__Work order__
Show all lines of the listing that contain the word "your".

+++ Records provided

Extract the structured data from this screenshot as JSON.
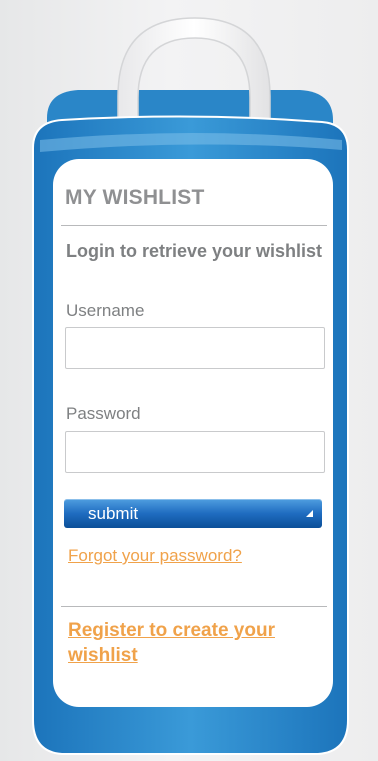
{
  "colors": {
    "bag_blue": "#2f8fd0",
    "bag_blue_dark": "#1a6fb4",
    "card_bg": "#ffffff",
    "heading_gray": "#8f9092",
    "text_gray": "#7e8082",
    "link_orange": "#f0a24a",
    "button_blue": "#1f6cc0"
  },
  "widget": {
    "title": "MY WISHLIST",
    "subtitle": "Login to retrieve your wishlist"
  },
  "form": {
    "username_label": "Username",
    "username_value": "",
    "password_label": "Password",
    "password_value": "",
    "submit_label": "submit"
  },
  "links": {
    "forgot_password": "Forgot your password?",
    "register": "Register to create your wishlist"
  },
  "icons": {
    "bag_handle": "shopping-bag-handle-icon",
    "submit_arrow": "corner-arrow-icon"
  }
}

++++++

__Response below__
    "subtitle": "Login to retrieve your wishlist"
    "forgot_password": "Forgot your password?",
    "register": "Register to create your wishlist"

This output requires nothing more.